Since the beginning of modern times, man has sought to find ways to improve the quality and quantity of the array of flowers and produce in his garden. Countless attempts at fertilizers and gardening tricks have been tried – some more successful than others.
As odd as it may seem, seaweed fertilizer is among the most prized Master Gardener tricks. We’ll take a look at a brief history of how seaweed has been used in the garden as well as characteristics and uses of this most fascinating sea product.
The use of seaweed has been part of the history of seacoast countries for centuries. In England, in the Channel Islands, there is actually a trade called vraicking, where seaweed is harvested and then dried before it is sorted for different uses including fertilizer.
In times past in Ireland, the soil was lifted in rows and then seaweed was placed down before the soil was laid back down. Not practiced so much anymore, this is how potatoes were planted and cultivated. To this day, Ireland cultivates and harvests some 35,000 tons of an estimated 500+ species of seaweed and kelp as a small part of their coastal industries.
Why seaweed is such an amazing additive to gardens, then and now, is due to the fact that the world’s oceans contain every element known to mankind. Naturally sea plants will avail themselves of this, which makes them an ideal amendment for the garden.
It’s the popular choice for conscientious gardeners who want an all-natural plant based product to add to their soil in junction with other natural sources of fertilizer.

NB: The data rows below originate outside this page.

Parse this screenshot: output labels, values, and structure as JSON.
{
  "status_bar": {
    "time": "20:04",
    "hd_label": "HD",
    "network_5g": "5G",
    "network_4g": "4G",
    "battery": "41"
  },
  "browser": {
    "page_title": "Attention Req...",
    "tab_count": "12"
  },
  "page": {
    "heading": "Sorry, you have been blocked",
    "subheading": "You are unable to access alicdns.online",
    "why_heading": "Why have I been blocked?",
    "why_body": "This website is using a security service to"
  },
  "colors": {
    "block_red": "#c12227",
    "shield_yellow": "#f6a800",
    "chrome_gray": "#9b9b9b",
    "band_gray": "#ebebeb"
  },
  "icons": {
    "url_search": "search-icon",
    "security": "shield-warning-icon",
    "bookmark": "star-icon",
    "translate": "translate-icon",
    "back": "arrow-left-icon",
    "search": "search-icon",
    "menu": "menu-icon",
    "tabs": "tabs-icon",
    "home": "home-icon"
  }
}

It doesn’t have the negative “news” of big industry name brand chemical synthesized fertilizers with all the questionable by-products and pollution that come with processing and manufacturing.
It’s interesting to note how seaweed fertilizer is used. It can be directly added to your soil as mulch to your garden around and between the plants, although it breaks down very rapidly.

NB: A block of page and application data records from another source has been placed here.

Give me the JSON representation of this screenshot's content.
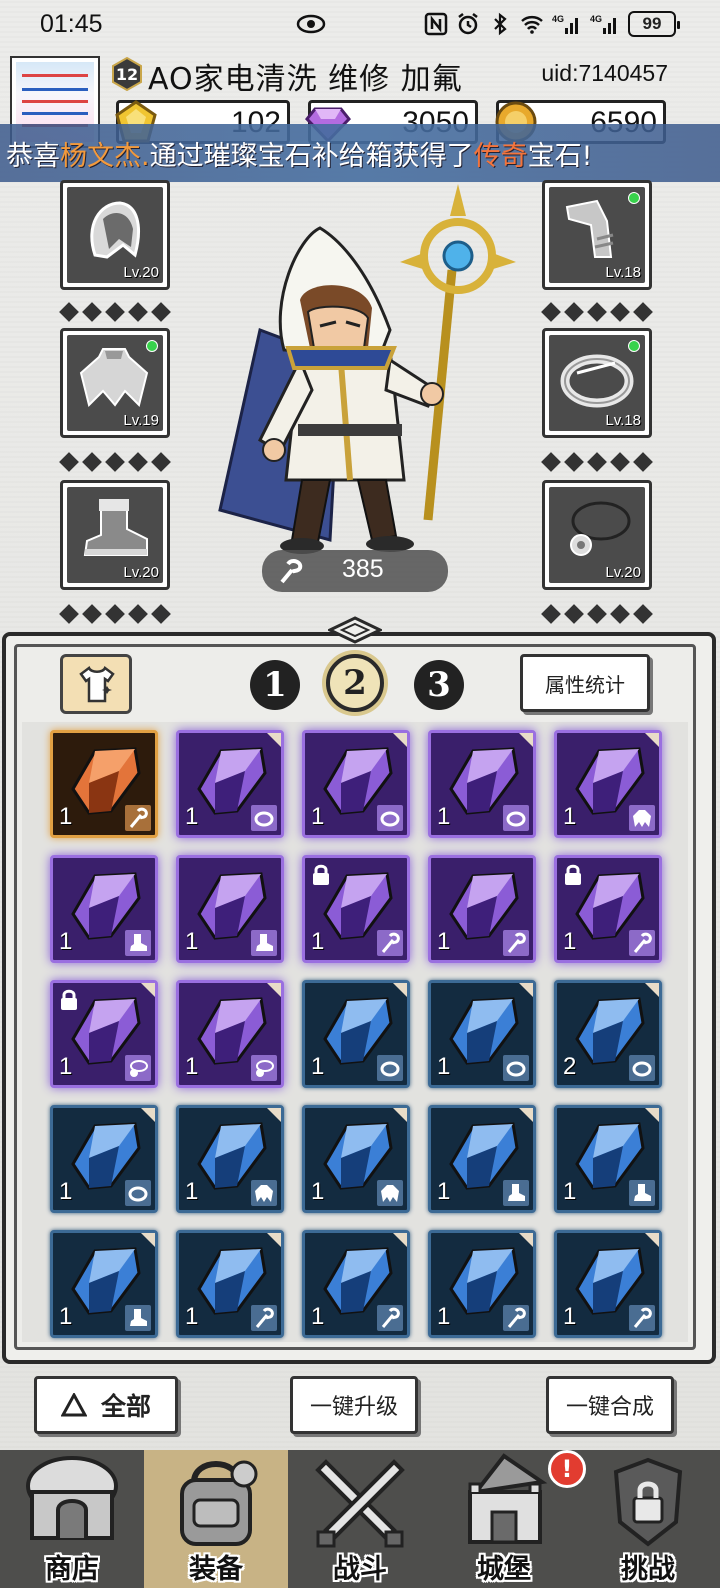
{
  "status_bar": {
    "time": "01:45",
    "battery": "99",
    "signal_1": "4G",
    "signal_2": "4G"
  },
  "player": {
    "level": "12",
    "name": "AO家电清洗 维修 加氟",
    "uid": "uid:7140457"
  },
  "currencies": [
    {
      "name": "gold-gem",
      "value": "102",
      "color": "#f0c531"
    },
    {
      "name": "diamond",
      "value": "3050",
      "color": "#b36be0"
    },
    {
      "name": "coin",
      "value": "6590",
      "color": "#e8a92c"
    }
  ],
  "marquee": {
    "prefix": "恭喜",
    "player": "杨文杰.",
    "middle": "通过璀璨宝石补给箱获得了",
    "rarity": "传奇",
    "suffix": "宝石!"
  },
  "equipment": {
    "left": [
      {
        "item": "hood",
        "level": "Lv.20",
        "upgradable": false
      },
      {
        "item": "cloak",
        "level": "Lv.19",
        "upgradable": true
      },
      {
        "item": "boots",
        "level": "Lv.20",
        "upgradable": false
      }
    ],
    "right": [
      {
        "item": "bracer",
        "level": "Lv.18",
        "upgradable": true
      },
      {
        "item": "ring",
        "level": "Lv.18",
        "upgradable": true
      },
      {
        "item": "necklace",
        "level": "Lv.20",
        "upgradable": false
      }
    ]
  },
  "hero": {
    "power": "385"
  },
  "inventory": {
    "tabs": [
      "1",
      "2",
      "3"
    ],
    "active_tab": "2",
    "stats_button": "属性统计",
    "gems": [
      {
        "rarity": "orange",
        "count": "1",
        "slot": "staff",
        "locked": false,
        "new": false
      },
      {
        "rarity": "purple",
        "count": "1",
        "slot": "ring",
        "locked": false,
        "new": true
      },
      {
        "rarity": "purple",
        "count": "1",
        "slot": "ring",
        "locked": false,
        "new": true
      },
      {
        "rarity": "purple",
        "count": "1",
        "slot": "ring",
        "locked": false,
        "new": true
      },
      {
        "rarity": "purple",
        "count": "1",
        "slot": "cloak",
        "locked": false,
        "new": true
      },
      {
        "rarity": "purple",
        "count": "1",
        "slot": "boots",
        "locked": false,
        "new": false
      },
      {
        "rarity": "purple",
        "count": "1",
        "slot": "boots",
        "locked": false,
        "new": false
      },
      {
        "rarity": "purple",
        "count": "1",
        "slot": "staff",
        "locked": true,
        "new": false
      },
      {
        "rarity": "purple",
        "count": "1",
        "slot": "staff",
        "locked": false,
        "new": false
      },
      {
        "rarity": "purple",
        "count": "1",
        "slot": "staff",
        "locked": true,
        "new": false
      },
      {
        "rarity": "purple",
        "count": "1",
        "slot": "necklace",
        "locked": true,
        "new": true
      },
      {
        "rarity": "purple",
        "count": "1",
        "slot": "necklace",
        "locked": false,
        "new": true
      },
      {
        "rarity": "blue",
        "count": "1",
        "slot": "ring",
        "locked": false,
        "new": true
      },
      {
        "rarity": "blue",
        "count": "1",
        "slot": "ring",
        "locked": false,
        "new": true
      },
      {
        "rarity": "blue",
        "count": "2",
        "slot": "ring",
        "locked": false,
        "new": true
      },
      {
        "rarity": "blue",
        "count": "1",
        "slot": "ring",
        "locked": false,
        "new": true
      },
      {
        "rarity": "blue",
        "count": "1",
        "slot": "cloak",
        "locked": false,
        "new": true
      },
      {
        "rarity": "blue",
        "count": "1",
        "slot": "cloak",
        "locked": false,
        "new": true
      },
      {
        "rarity": "blue",
        "count": "1",
        "slot": "boots",
        "locked": false,
        "new": true
      },
      {
        "rarity": "blue",
        "count": "1",
        "slot": "boots",
        "locked": false,
        "new": true
      },
      {
        "rarity": "blue",
        "count": "1",
        "slot": "boots",
        "locked": false,
        "new": true
      },
      {
        "rarity": "blue",
        "count": "1",
        "slot": "staff",
        "locked": false,
        "new": true
      },
      {
        "rarity": "blue",
        "count": "1",
        "slot": "staff",
        "locked": false,
        "new": true
      },
      {
        "rarity": "blue",
        "count": "1",
        "slot": "staff",
        "locked": false,
        "new": true
      },
      {
        "rarity": "blue",
        "count": "1",
        "slot": "staff",
        "locked": false,
        "new": true
      }
    ]
  },
  "actions": {
    "filter_all": "全部",
    "upgrade_all": "一键升级",
    "merge_all": "一键合成"
  },
  "nav": [
    {
      "label": "商店",
      "icon": "shop-icon",
      "active": false
    },
    {
      "label": "装备",
      "icon": "backpack-icon",
      "active": true
    },
    {
      "label": "战斗",
      "icon": "swords-icon",
      "active": false
    },
    {
      "label": "城堡",
      "icon": "castle-icon",
      "active": false,
      "alert": "!"
    },
    {
      "label": "挑战",
      "icon": "locked-challenge-icon",
      "active": false
    }
  ],
  "colors": {
    "orange_gem": "#e3743a",
    "purple_gem": "#9a6fe0",
    "blue_gem": "#3b7fd6",
    "marquee_highlight": "#f39a3c",
    "active_nav": "#c8b385"
  }
}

It can be added to your compost bin too, to add great richness and friability to the overall humus. It can also be made into to a “tea” either from the liquid extracts or the powder forms available. This is then misted onto the leaves as a foliar feed.

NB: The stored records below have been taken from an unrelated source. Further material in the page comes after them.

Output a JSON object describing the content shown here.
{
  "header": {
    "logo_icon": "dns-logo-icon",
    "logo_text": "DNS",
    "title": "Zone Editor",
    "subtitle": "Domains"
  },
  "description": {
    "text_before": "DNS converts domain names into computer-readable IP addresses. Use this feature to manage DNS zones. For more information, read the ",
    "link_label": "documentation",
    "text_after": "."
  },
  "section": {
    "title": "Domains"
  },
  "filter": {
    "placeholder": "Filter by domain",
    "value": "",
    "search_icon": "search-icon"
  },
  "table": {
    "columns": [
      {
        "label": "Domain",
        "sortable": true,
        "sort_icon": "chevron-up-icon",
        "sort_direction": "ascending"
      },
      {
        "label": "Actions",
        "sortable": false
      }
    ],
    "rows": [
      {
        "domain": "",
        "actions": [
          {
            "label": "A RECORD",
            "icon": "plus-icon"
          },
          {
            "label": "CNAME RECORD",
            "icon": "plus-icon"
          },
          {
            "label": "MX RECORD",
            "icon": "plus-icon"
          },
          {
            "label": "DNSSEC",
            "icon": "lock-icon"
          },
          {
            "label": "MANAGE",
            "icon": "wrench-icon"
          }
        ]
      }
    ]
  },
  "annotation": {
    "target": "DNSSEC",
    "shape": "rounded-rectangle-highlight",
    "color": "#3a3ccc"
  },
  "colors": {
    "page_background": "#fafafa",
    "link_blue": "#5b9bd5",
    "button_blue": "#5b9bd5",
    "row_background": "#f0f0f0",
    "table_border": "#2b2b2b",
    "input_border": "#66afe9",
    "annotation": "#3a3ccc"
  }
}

Seaweed has had a long and productive history in gardens worldwide. You may be fortunate enough to find it near your home if you live near the sea. But for the rest of you, who may not have this convenience, visit your local nursery or garden supply and ask for kelp meal or another product based on seaweed. And while you’re there, ask them to give you some tips on how to add it to your garden to give it new life.
Until Next Time
Dominus Owen Markham